App and web page records
+++++

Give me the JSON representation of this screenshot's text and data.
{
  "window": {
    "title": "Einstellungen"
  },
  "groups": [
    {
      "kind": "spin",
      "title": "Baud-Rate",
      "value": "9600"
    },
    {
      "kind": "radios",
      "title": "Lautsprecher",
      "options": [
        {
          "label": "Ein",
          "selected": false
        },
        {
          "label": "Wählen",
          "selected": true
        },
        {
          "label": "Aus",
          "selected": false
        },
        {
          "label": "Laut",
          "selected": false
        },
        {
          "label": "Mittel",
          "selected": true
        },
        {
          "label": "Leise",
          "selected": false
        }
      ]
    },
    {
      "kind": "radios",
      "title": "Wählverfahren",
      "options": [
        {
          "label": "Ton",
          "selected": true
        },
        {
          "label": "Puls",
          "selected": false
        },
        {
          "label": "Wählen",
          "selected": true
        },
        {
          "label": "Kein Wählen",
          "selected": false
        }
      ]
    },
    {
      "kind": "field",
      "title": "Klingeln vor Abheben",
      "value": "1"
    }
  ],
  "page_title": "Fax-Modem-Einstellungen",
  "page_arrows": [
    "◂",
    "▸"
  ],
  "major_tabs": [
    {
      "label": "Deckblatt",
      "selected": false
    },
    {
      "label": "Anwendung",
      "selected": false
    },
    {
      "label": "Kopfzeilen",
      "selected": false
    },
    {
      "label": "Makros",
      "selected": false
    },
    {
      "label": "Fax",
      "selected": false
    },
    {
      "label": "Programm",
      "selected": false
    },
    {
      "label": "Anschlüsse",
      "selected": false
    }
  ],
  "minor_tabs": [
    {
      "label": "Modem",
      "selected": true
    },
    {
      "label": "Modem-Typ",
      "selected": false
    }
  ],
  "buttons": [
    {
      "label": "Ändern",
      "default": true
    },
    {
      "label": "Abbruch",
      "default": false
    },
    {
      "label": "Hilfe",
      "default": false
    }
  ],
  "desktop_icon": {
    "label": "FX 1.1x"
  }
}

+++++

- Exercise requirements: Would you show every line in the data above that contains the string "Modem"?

- Your response:
  "page_title": "Fax-Modem-Einstellungen",
      "label": "Modem",
      "label": "Modem-Typ",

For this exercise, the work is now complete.